WHAT YOU ARE ASKED TO DO:
With "this" as the search word, show every line of the material that has it.

┌──

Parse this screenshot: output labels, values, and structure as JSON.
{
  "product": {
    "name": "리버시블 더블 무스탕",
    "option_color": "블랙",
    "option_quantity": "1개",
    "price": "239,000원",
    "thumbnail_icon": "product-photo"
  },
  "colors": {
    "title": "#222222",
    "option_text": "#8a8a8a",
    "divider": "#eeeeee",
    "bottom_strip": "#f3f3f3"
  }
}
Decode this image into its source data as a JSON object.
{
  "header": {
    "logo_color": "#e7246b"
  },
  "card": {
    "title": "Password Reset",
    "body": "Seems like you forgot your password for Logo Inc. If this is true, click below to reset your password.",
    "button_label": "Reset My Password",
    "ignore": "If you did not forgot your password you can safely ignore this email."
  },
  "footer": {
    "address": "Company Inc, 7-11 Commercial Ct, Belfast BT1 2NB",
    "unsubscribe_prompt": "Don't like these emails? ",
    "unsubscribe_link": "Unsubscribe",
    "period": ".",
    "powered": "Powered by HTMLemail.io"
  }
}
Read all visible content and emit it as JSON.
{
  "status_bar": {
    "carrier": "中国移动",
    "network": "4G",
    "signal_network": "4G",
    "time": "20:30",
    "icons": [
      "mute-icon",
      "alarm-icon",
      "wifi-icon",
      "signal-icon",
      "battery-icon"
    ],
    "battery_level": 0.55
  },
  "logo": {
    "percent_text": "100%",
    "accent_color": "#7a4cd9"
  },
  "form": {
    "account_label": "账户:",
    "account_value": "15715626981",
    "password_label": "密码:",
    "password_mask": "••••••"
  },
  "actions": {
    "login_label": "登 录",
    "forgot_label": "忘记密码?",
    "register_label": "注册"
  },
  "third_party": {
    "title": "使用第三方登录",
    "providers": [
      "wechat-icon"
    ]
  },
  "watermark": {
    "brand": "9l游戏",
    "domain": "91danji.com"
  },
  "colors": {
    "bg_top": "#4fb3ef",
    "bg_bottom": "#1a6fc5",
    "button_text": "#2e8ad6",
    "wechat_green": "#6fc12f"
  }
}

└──

WRITTEN RESPONSE:
Parse this screenshot: output labels, values, and structure as JSON.
Decode this image into its source data as a JSON object.
    "body": "Seems like you forgot your password for Logo Inc. If this is true, click below to reset your password.",
    "ignore": "If you did not forgot your password you can safely ignore this email."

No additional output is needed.